Do not try to do this with live ammunition! The shotgun shells used in this project were empty casings!
Step 1: Materials
- 1 paper shotgun shell
- 1 transparent plastic shotgun shell
- 1 tilt ball sensor/switch
- 2 bright white LEDs
- 1 3v button cell battery ( I used a CR2032)
Step 2: Tools
- Soldering iron
- Exacto knife, scalpel.
Step 3: Basic Construction
I was messing around with some old shotgun shells when I found that the metal casings would hold a 3v button cell battery perfectly if I removed the paper tube. Since the positive side of the button cell battery wraps around the edge of the battery I could place the battery inside the metal casing without it shorting out. I used bright white LEDs since normal ones could not emit enough light through the green plastic. I also tried green LEDs which worked quite well, but not as well as the bright white.

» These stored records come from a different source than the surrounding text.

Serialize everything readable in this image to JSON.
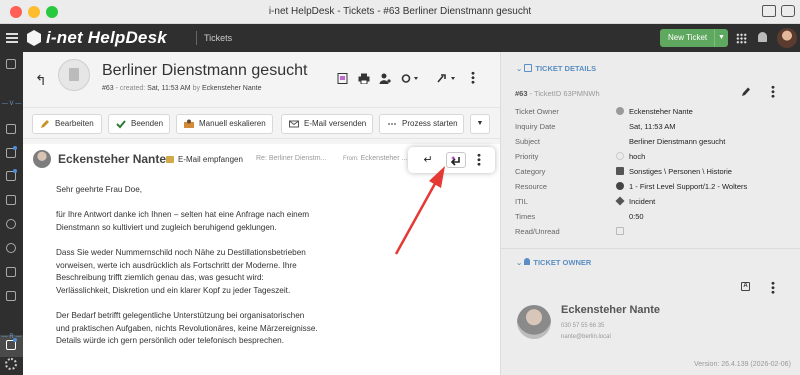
{
  "window": {
    "title": "i-net HelpDesk - Tickets - #63 Berliner Dienstmann gesucht"
  },
  "appbar": {
    "brand": "i-net HelpDesk",
    "module": "Tickets",
    "new_ticket_label": "New Ticket",
    "accent": "#5fa85f"
  },
  "leftnav": {
    "section_v": "— V —",
    "section_r": "— R —",
    "icons": [
      "apps-icon",
      "document-icon",
      "document-icon",
      "box-icon",
      "archive-icon",
      "stack-icon",
      "cloud-icon",
      "archive-icon",
      "list-icon",
      "document-icon"
    ]
  },
  "ticket": {
    "title": "Berliner Dienstmann gesucht",
    "id_prefix": "#63",
    "created_label": "- created:",
    "created_value": "Sat, 11:53 AM",
    "by_label": "by",
    "creator": "Eckensteher Nante"
  },
  "actions": [
    {
      "label": "Bearbeiten",
      "icon": "pencil-icon"
    },
    {
      "label": "Beenden",
      "icon": "check-icon"
    },
    {
      "label": "Manuell eskalieren",
      "icon": "escalate-icon"
    },
    {
      "label": "E-Mail versenden",
      "icon": "mail-icon"
    },
    {
      "label": "Prozess starten",
      "icon": "process-icon"
    }
  ],
  "email": {
    "sender": "Eckensteher Nante",
    "type_label": "E-Mail empfangen",
    "subject": "Re: Berliner Dienstm...",
    "from_label": "From:",
    "from_value": "Eckensteher ...",
    "body": [
      "Sehr geehrte Frau Doe,",
      "für Ihre Antwort danke ich Ihnen – selten hat eine Anfrage nach einem\nDienstmann so kultiviert und zugleich beruhigend geklungen.",
      "Dass Sie weder Nummernschild noch Nähe zu Destillationsbetrieben\nvorweisen, werte ich ausdrücklich als Fortschritt der Moderne. Ihre\nBeschreibung trifft ziemlich genau das, was gesucht wird:\nVerlässlichkeit, Diskretion und ein klarer Kopf zu jeder Tageszeit.",
      "Der Bedarf betrifft gelegentliche Unterstützung bei organisatorischen\nund praktischen Aufgaben, nichts Revolutionäres, keine Märzereignisse.\nDetails würde ich gern persönlich oder telefonisch besprechen."
    ]
  },
  "details": {
    "heading": "TICKET DETAILS",
    "id_prefix": "#63",
    "id_suffix": "- TicketID 63PMNWh",
    "fields": [
      {
        "label": "Ticket Owner",
        "value": "Eckensteher Nante"
      },
      {
        "label": "Inquiry Date",
        "value": "Sat, 11:53 AM"
      },
      {
        "label": "Subject",
        "value": "Berliner Dienstmann gesucht"
      },
      {
        "label": "Priority",
        "value": "hoch"
      },
      {
        "label": "Category",
        "value": "Sonstiges \\ Personen \\ Historie"
      },
      {
        "label": "Resource",
        "value": "1 - First Level Support/1.2 - Wolters"
      },
      {
        "label": "ITIL",
        "value": "Incident"
      },
      {
        "label": "Times",
        "value": "0:50"
      },
      {
        "label": "Read/Unread",
        "value": ""
      }
    ]
  },
  "owner": {
    "heading": "TICKET OWNER",
    "name": "Eckensteher Nante",
    "phone": "030 57 55 66 35",
    "email": "nante@berlin.local"
  },
  "version": "Version: 26.4.139 (2026-02-06)",
  "colors": {
    "section_blue": "#5a8ec4",
    "annotation_red": "#e53935"
  }
}
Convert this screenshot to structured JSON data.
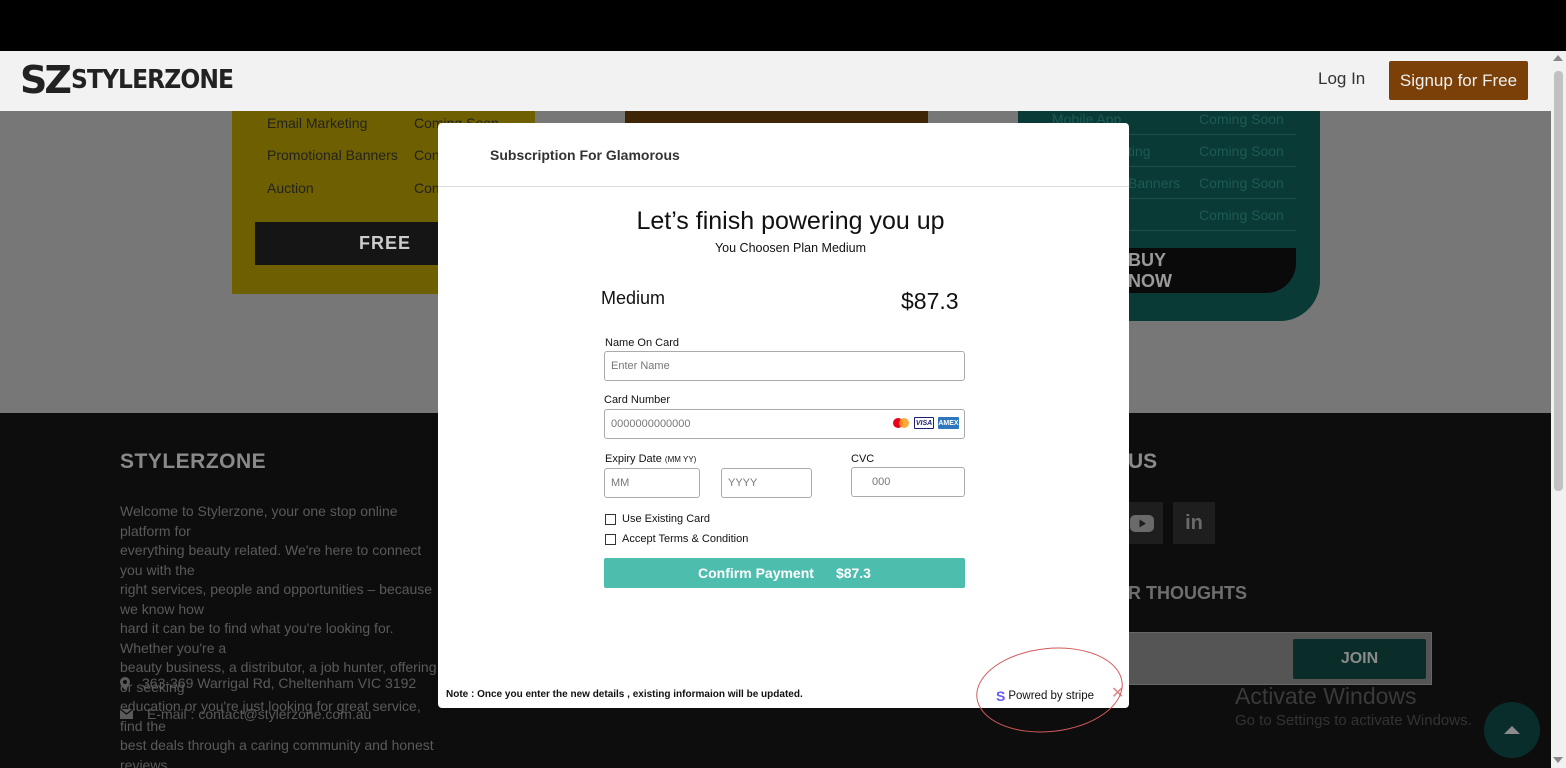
{
  "header": {
    "logo_mark": "SZ",
    "logo_text": "STYLERZONE",
    "login_label": "Log In",
    "signup_label": "Signup for Free"
  },
  "pricing": {
    "free_card": {
      "features": [
        {
          "name": "Email Marketing",
          "status": "Coming Soon"
        },
        {
          "name": "Promotional Banners",
          "status": "Con"
        },
        {
          "name": "Auction",
          "status": "Con"
        }
      ],
      "button_label": "FREE"
    },
    "pro_card": {
      "features": [
        {
          "name": "Mobile App",
          "status": "Coming Soon"
        },
        {
          "name": "ting",
          "status": "Coming Soon"
        },
        {
          "name": "Banners",
          "status": "Coming Soon"
        },
        {
          "name": "",
          "status": "Coming Soon"
        }
      ],
      "button_label": "BUY NOW"
    }
  },
  "footer": {
    "brand": "STYLERZONE",
    "description": "Welcome to Stylerzone, your one stop online platform for\neverything beauty related. We're here to connect you with the\nright services, people and opportunities – because we know how\nhard it can be to find what you're looking for. Whether you're a\nbeauty business, a distributor, a job hunter, offering or seeking\neducation or you're just looking for great service, find the\nbest deals through a caring community and honest reviews.",
    "address": "363-369 Warrigal Rd, Cheltenham VIC 3192",
    "email": "E-mail : contact@stylerzone.com.au",
    "follow_heading_partial": "US",
    "thoughts_heading_partial": "R THOUGHTS",
    "join_label": "JOIN",
    "activate_title": "Activate Windows",
    "activate_sub": "Go to Settings to activate Windows."
  },
  "modal": {
    "title": "Subscription For Glamorous",
    "headline": "Let’s finish powering you up",
    "subline": "You Choosen Plan Medium",
    "plan_name": "Medium",
    "plan_price": "$87.3",
    "name_label": "Name On Card",
    "name_placeholder": "Enter Name",
    "card_label": "Card Number",
    "card_placeholder": "0000000000000",
    "card_brands": [
      "mastercard",
      "VISA",
      "AMEX"
    ],
    "expiry_label": "Expiry Date",
    "expiry_hint": "(MM YY)",
    "month_placeholder": "MM",
    "year_placeholder": "YYYY",
    "cvc_label": "CVC",
    "cvc_placeholder": "000",
    "use_existing_label": "Use Existing Card",
    "accept_terms_label": "Accept Terms & Condition",
    "confirm_label": "Confirm Payment",
    "confirm_amount": "$87.3",
    "note": "Note : Once you enter  the new details , existing informaion will be updated.",
    "stripe_mark": "S",
    "stripe_label": "Powred by stripe",
    "close_glyph": "✕"
  }
}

Step 4: Preparations
To remove the tube I had to drill out the compressed paper, soaking it in water, drilling again, cutting... When I was done I was left with this metal casing. This is where the battery will sit. Cut off the folds on the end of the plastic casing.
Step 5: Circuit
This is the circuit. It's a bit messy but it works. The LEDs are connected in parallel to the cylinder of the tilt switch which is then connected to the negative side of the battery.
Step 6: Building
I soldered the positive side of the LEDs to the shell casing and positioned the tilt switch node where the battery's negative side will be. The pictures show how it works; the tilt switch closes the circuit when it's turned right side up. When it's turned upside down, the tilt switch is open = the lights turn off. The primer acts as a part holding the battery connection in place.
Step 7: Aesthetics
This is what it looks like when I place the plastic casing oven the circuit! The plastic casing fits snuggly in the metal casing! It sort of looks like a huge fuse.
Step 8: Finished
This is what it looks like! When I flip it, it turns on and gives off a soft green light. Perfect for a night light!
Step 9: PS. Thoughts...
It's been a few days since a built this now and I've come across a tiny problem. The tilt switch doesn't have a very good connection to the battery so it will flicker a bit. I soldered a small spring to the tilt switch to make a better connection and now it works fine. :)